Last on the list for our catalog of Sunday events was Jared Lee Knabenbauer's panel. You might know him better by his username, ProJared. We headed that way a bit early to be sure to acquire a good seat. I wasn't sure what to expect considering Jared is considered to be quite the wild card, but at the very least I could be sure I was going to be entertained. The schedule listed the Q&A as a mix of stand-up, insight and reflection. All of that sounded good to me, and there I was waiting for a guy who I had been watching deliver video game news for years. He hopped on stage and within moments he was replying to questions one by one. I preferred when Jared would discuss the industry, broadcast and YouTube stuff. Apparently, I was in the minority though, because most lines of questioning would begin and end with either Monster Hunter and/or Dragonball. All and all though, the occasion was as just as advertised. However, I'm sure that those who were really listening took a bit more away.

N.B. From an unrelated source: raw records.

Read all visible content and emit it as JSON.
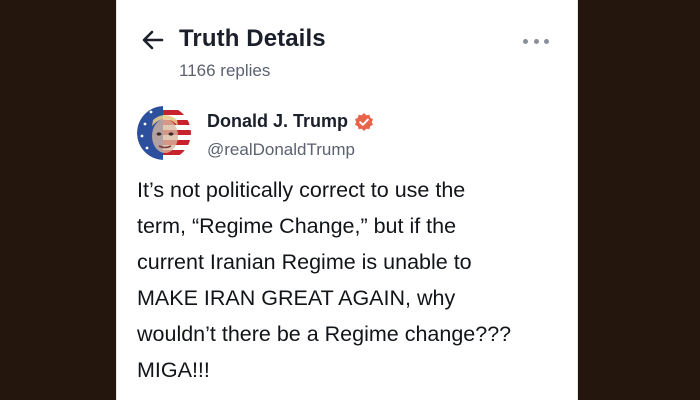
{
  "header": {
    "title": "Truth Details",
    "replies": "1166 replies",
    "icons": {
      "back": "back-arrow-icon",
      "more": "more-options-icon"
    }
  },
  "author": {
    "name": "Donald J. Trump",
    "handle": "@realDonaldTrump",
    "verified_icon": "verified-badge-icon",
    "verified_color": "#e8644a"
  },
  "post": {
    "lines": [
      "It’s not politically correct to use the",
      "term, “Regime Change,” but if the",
      "current Iranian Regime is unable to",
      "MAKE IRAN GREAT AGAIN, why",
      "wouldn’t there be a Regime change???",
      "MIGA!!!"
    ]
  },
  "colors": {
    "background": "#24160d",
    "card": "#ffffff",
    "text_primary": "#1b1f2a",
    "text_secondary": "#5b6170"
  }
}
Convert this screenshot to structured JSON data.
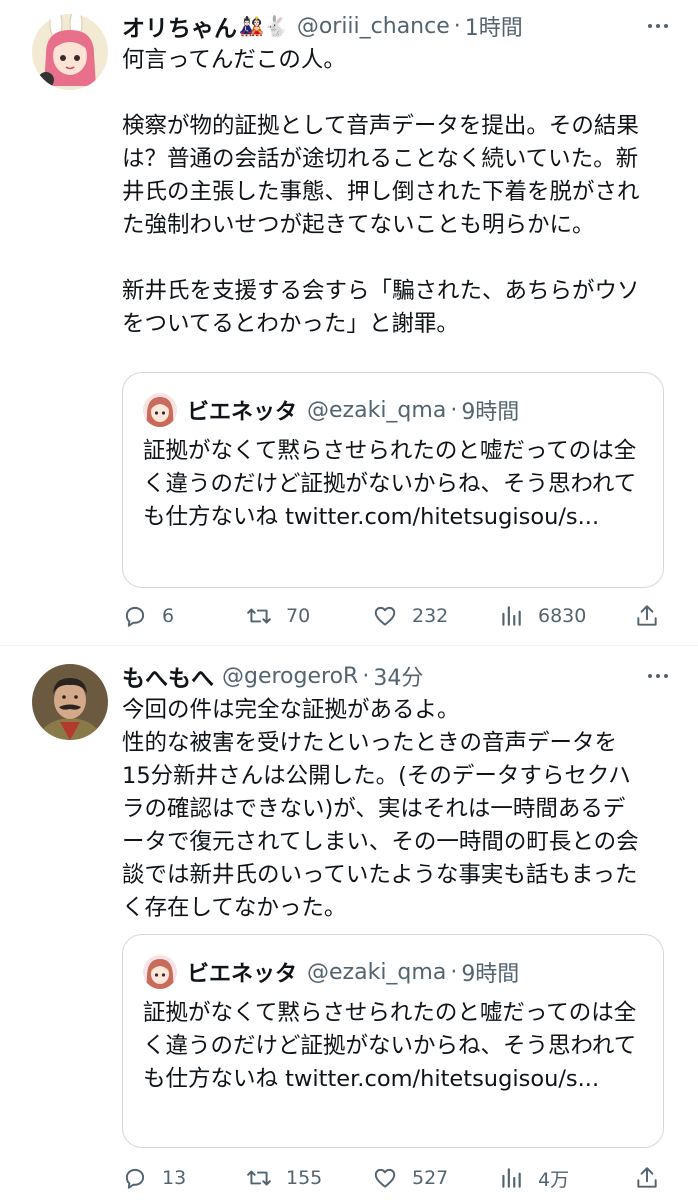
{
  "tweets": [
    {
      "display_name": "オリちゃん",
      "name_emoji": "🎎🐇",
      "handle": "@oriii_chance",
      "separator": "·",
      "time": "1時間",
      "text": "何言ってんだこの人。\n\n検察が物的証拠として音声データを提出。その結果は？普通の会話が途切れることなく続いていた。新井氏の主張した事態、押し倒された下着を脱がされた強制わいせつが起きてないことも明らかに。\n\n新井氏を支援する会すら「騙された、あちらがウソをついてるとわかった」と謝罪。",
      "quote": {
        "display_name": "ビエネッタ",
        "handle": "@ezaki_qma",
        "separator": "·",
        "time": "9時間",
        "text": "証拠がなくて黙らさせられたのと嘘だってのは全く違うのだけど証拠がないからね、そう思われても仕方ないね twitter.com/hitetsugisou/s..."
      },
      "stats": {
        "replies": "6",
        "retweets": "70",
        "likes": "232",
        "views": "6830"
      }
    },
    {
      "display_name": "もへもへ",
      "name_emoji": "",
      "handle": "@gerogeroR",
      "separator": "·",
      "time": "34分",
      "text": "今回の件は完全な証拠があるよ。\n性的な被害を受けたといったときの音声データを15分新井さんは公開した。(そのデータすらセクハラの確認はできない)が、実はそれは一時間あるデータで復元されてしまい、その一時間の町長との会談では新井氏のいっていたような事実も話もまったく存在してなかった。",
      "quote": {
        "display_name": "ビエネッタ",
        "handle": "@ezaki_qma",
        "separator": "·",
        "time": "9時間",
        "text": "証拠がなくて黙らさせられたのと嘘だってのは全く違うのだけど証拠がないからね、そう思われても仕方ないね twitter.com/hitetsugisou/s..."
      },
      "stats": {
        "replies": "13",
        "retweets": "155",
        "likes": "527",
        "views": "4万"
      }
    }
  ],
  "icons": [
    "more-icon",
    "reply-icon",
    "retweet-icon",
    "like-icon",
    "views-icon",
    "share-icon"
  ],
  "colors": {
    "text": "#0f1419",
    "secondary": "#536471",
    "border": "#cfd9de",
    "divider": "#eff3f4"
  }
}
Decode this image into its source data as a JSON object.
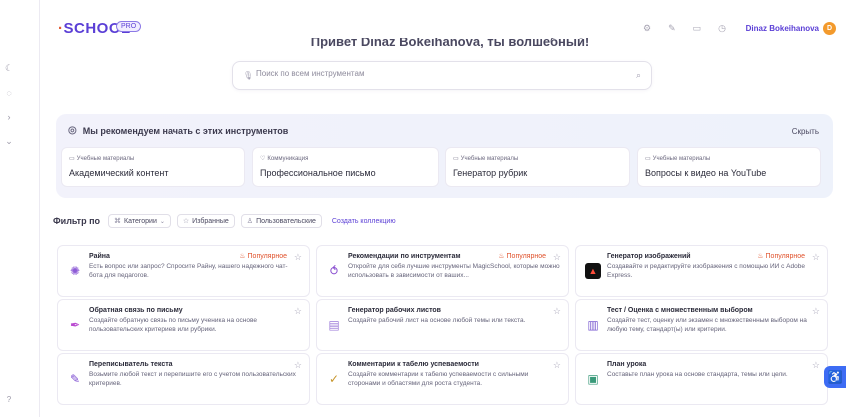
{
  "header": {
    "logo_prefix": "·",
    "logo_text": "SCHOOL",
    "badge": "PRO",
    "user_name": "Dinaz Bokeihanova",
    "avatar_initial": "D",
    "icons": [
      "settings-icon",
      "translate-icon",
      "chat-icon",
      "clock-icon"
    ]
  },
  "greeting": "Привет Dinaz Bokeihanova, ты волшебный!",
  "search": {
    "placeholder": "Поиск по всем инструментам"
  },
  "recommend": {
    "heading": "Мы рекомендуем начать с этих инструментов",
    "hide_label": "Скрыть",
    "cards": [
      {
        "tag": "Учебные материалы",
        "title": "Академический контент"
      },
      {
        "tag": "Коммуникация",
        "title": "Профессиональное письмо"
      },
      {
        "tag": "Учебные материалы",
        "title": "Генератор рубрик"
      },
      {
        "tag": "Учебные материалы",
        "title": "Вопросы к видео на YouTube"
      }
    ]
  },
  "filters": {
    "label": "Фильтр по",
    "categories": "Категории",
    "favorites": "Избранные",
    "custom": "Пользовательские",
    "create_collection": "Создать коллекцию"
  },
  "popular_label": "Популярное",
  "tools": [
    {
      "name": "Райна",
      "desc": "Есть вопрос или запрос? Спросите Райну, нашего надежного чат-бота для педагогов.",
      "popular": true,
      "icon": "raina-robot-icon",
      "color": "#8d5bd6"
    },
    {
      "name": "Рекомендации по инструментам",
      "desc": "Откройте для себя лучшие инструменты MagicSchool, которые можно использовать в зависимости от ваших...",
      "popular": true,
      "icon": "recommend-icon",
      "color": "#8a4fd0"
    },
    {
      "name": "Генератор изображений",
      "desc": "Создавайте и редактируйте изображения с помощью ИИ с Adobe Express.",
      "popular": true,
      "icon": "adobe-express-icon",
      "color": "#1a1a1a"
    },
    {
      "name": "Обратная связь по письму",
      "desc": "Создайте обратную связь по письму ученика на основе пользовательских критериев или рубрики.",
      "popular": false,
      "icon": "pen-feather-icon",
      "color": "#b94ad0"
    },
    {
      "name": "Генератор рабочих листов",
      "desc": "Создайте рабочий лист на основе любой темы или текста.",
      "popular": false,
      "icon": "worksheet-icon",
      "color": "#9b7ad8"
    },
    {
      "name": "Тест / Оценка с множественным выбором",
      "desc": "Создайте тест, оценку или экзамен с множественным выбором на любую тему, стандарт(ы) или критерии.",
      "popular": false,
      "icon": "quiz-icon",
      "color": "#7a5bd0"
    },
    {
      "name": "Переписыватель текста",
      "desc": "Возьмите любой текст и перепишите его с учетом пользовательских критериев.",
      "popular": false,
      "icon": "rewrite-icon",
      "color": "#7b4ad0"
    },
    {
      "name": "Комментарии к табелю успеваемости",
      "desc": "Создайте комментарии к табелю успеваемости с сильными сторонами и областями для роста студента.",
      "popular": false,
      "icon": "medal-icon",
      "color": "#c7962c"
    },
    {
      "name": "План урока",
      "desc": "Составьте план урока на основе стандарта, темы или цели.",
      "popular": false,
      "icon": "lesson-plan-icon",
      "color": "#3a9a7a"
    }
  ]
}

So that's it ladies and gents. We went. We saw. We gamed. Thanks again to everyone that helped put this event on, literally everyone we encountered was extremely pleasant and eager to help if we needed something. I've attended my fair share of events in the past, and this is one of the most organized things I've ever attended. There were maps everywhere, the volunteers were informed and the vendors were always willing to haggle. If SUPER! BitCon will have us back, we'd love to do it all over again. Maybe next year I'll even give you guys 2000 words.


Her boyfriend should be used to people asking for pictures, right?

Jessie Hobson